Dutch Bros Stock: A Huge Opportunity Is Brewing

Published on

On Feb. 21 after the markets closed, coffee-shop chain Dutch Bros (NYSE:BROS) released its quarterly financial report. Nobody cared, as it was the same day that NVIDIA (NASDAQ:NVDA) published its earnings results.

Yet, opportunity-seeking investors ought to care. Dutch Bros isn’t nearly as big as Starbucks (NASDAQ:SBUX), but that’s why there’s more room for growth.

If you rely on traditional valuation metrics, you might conclude that BROS stock isn’t worth your time or your investment capital. However, Dutch Bros is expanding its presence and may provide surprisingly good value to patient shareholders in the coming years.

Dutch Bros: A local flavor

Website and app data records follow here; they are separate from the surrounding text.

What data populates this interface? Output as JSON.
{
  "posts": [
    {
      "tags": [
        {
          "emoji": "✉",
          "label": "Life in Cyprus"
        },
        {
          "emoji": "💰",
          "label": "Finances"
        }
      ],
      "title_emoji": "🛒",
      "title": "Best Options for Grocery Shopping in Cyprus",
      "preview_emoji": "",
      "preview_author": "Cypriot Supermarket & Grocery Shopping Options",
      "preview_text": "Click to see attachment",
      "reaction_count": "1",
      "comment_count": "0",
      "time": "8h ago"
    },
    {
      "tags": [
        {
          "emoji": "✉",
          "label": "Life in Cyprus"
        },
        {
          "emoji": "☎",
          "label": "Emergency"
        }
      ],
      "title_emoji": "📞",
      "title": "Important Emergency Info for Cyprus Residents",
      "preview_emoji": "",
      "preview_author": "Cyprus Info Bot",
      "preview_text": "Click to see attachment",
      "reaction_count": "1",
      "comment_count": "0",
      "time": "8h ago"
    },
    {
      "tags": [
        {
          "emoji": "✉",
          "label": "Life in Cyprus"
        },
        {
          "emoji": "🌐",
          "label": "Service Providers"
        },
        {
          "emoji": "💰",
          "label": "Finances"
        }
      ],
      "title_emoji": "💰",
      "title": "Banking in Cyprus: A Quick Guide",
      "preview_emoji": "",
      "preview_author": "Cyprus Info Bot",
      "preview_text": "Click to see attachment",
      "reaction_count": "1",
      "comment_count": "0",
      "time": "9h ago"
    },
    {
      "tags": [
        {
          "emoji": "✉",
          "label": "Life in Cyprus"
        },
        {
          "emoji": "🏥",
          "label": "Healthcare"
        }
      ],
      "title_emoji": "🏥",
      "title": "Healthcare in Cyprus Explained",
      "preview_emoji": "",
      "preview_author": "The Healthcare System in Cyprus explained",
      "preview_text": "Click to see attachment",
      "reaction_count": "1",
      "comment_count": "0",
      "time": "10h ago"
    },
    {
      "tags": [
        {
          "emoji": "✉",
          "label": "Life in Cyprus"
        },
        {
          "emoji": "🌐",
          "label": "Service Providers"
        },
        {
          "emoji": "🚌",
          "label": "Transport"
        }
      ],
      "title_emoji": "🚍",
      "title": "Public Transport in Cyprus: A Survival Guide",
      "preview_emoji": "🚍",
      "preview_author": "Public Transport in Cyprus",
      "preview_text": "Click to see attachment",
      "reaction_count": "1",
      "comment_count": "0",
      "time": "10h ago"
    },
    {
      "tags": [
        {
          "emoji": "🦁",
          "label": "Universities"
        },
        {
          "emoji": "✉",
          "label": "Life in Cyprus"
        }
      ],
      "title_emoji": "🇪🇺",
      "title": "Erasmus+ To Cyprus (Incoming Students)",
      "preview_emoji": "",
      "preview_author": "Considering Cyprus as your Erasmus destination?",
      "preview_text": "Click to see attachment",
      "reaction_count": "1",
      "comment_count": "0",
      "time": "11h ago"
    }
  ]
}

Before breaking down Dutch Bros’ financial figures, the best place to start when assessing Dutch Bros is the company’s “flavor.” What makes this coffee-shop chain different from and potentially better than Starbucks?

Maybe it’s the local, hometown feeling that Dutch Bros provides to its loyal customers. Without directly calling Starbucks an emotionless corporate entity, Dutch Bros emphasizes its “focus on serving high-QUALITY, hand-crafted beverages with unparalleled SPEED and superior SERVICE.”

Furthermore, Dutch Bros specializes not just in coffee but also in drive-thru shops. Thus, instead of spreading its staff thin by catering to both in-store and drive-thru customers, Dutch Bros can focus on the drive-thru customers and thereby provide faster service.

As we’ll see, Dutch Bros is rapidly increasing its store count. At the same time, the company is small enough that its customers can still feel its “community-driven, people-first culture.” Coffee enthusiasts seeking a customizable, hand-crafted beverage might prefer Dutch Bros over Starbucks.

These intangible attributes are difficult to quantify with hard data. Yet, the bull case for BROS stock isn’t entirely based on fuzzy feelings, as there are plenty of facts and figures that weigh in favor of Dutch Bros.

Looking past the ratios

If a good value consisted of nothing more than low price-to-earnings (P/E) and price-to-sales (P/S) ratios, then Dutch Bros wouldn’t pass muster. However, I encourage you to look past commonly cited valuation metrics and consider Dutch Bros’ growth story.

Ratio fanatics probably won’t like the fact that Dutch Bros has a GAAP trailing 12-month P/E ratio of 1,037. Meanwhile, Dutch Bros’ trailing 12-month P/S ratio of 1.84 isn’t outlandish-looking, but it’s also double the sector median P/S ratio of 0.92.

On the other hand, Dutch Bros appears to be on track to build its business operation. If the company can increase its shop count, and hence its revenue and income, then it could eventually right-size its P/E and P/S ratios.

Of course, that’s easier said than done, but there are encouraging signs. In particular, Dutch Bros opened 37 new shops across 10 U.S. states in the fourth quarter. Thus, Dutch Bros’ story isn’t fundamentally about valuation multiples.

As Dutch Bros President and CEO Christine Barone explained, “It is incredible that a single coffee cart in Grants Pass, Oregon has grown over the last 30+ years to over 830 shops across 16 states employing approximately 24,000 people.”

That’s pretty impressive when you really think about it. Also impressive is the fact that Dutch Bros grew its Q4 2023 revenue 25.9% year over year to $254.1 million. It’s not NVIDIA-level growth, but it’s great for a company of Dutch Bros’ size.

Appreciating the small victories

How does a company like Dutch Bros get a four-figure P/E ratio? It’s possible when the company is profitable, but those profits only amount to a few pennies per share, and the share price isn’t very small.

BROS stock isn’t a penny stock, by any means, and Dutch Bros reported Q4 2023 non-GAAP adjusted earnings of 4 cents per share. However, there’s a small victory in the fact that this result exceeded Wall Street’s call for quarterly earnings of 2 cents per share.

With that, Dutch Bros can claim three consecutive quarterly EPS beats. Going forward, I would like to see Dutch Bros implement some cost-cutting measures. That way, as long as its revenue remains steady, Dutch Bros should be able to increase its per-share earnings in future quarters.

In the meantime, investors will need to be patient. BROS stock has wobbled around and basically gone nowhere in the past six months.

Of course, Dutch Bros isn’t Starbucks and certainly isn’t NVIDIA. Yet, something tells me that Dutch Bros’ customers like the company just the way it is — small enough to brew a cup of coffee the way they like it but expansive enough that more Dutch Bros drive-thru shops may be coming to their area soon.

Disclaimer: All investments involve risk. In no way should this article be taken as investment advice or constitute responsibility for investment gains or losses. The information in this report should not be relied upon for investment decisions. All investors must conduct their own due diligence and consult their own investment advisors in making trading decisions.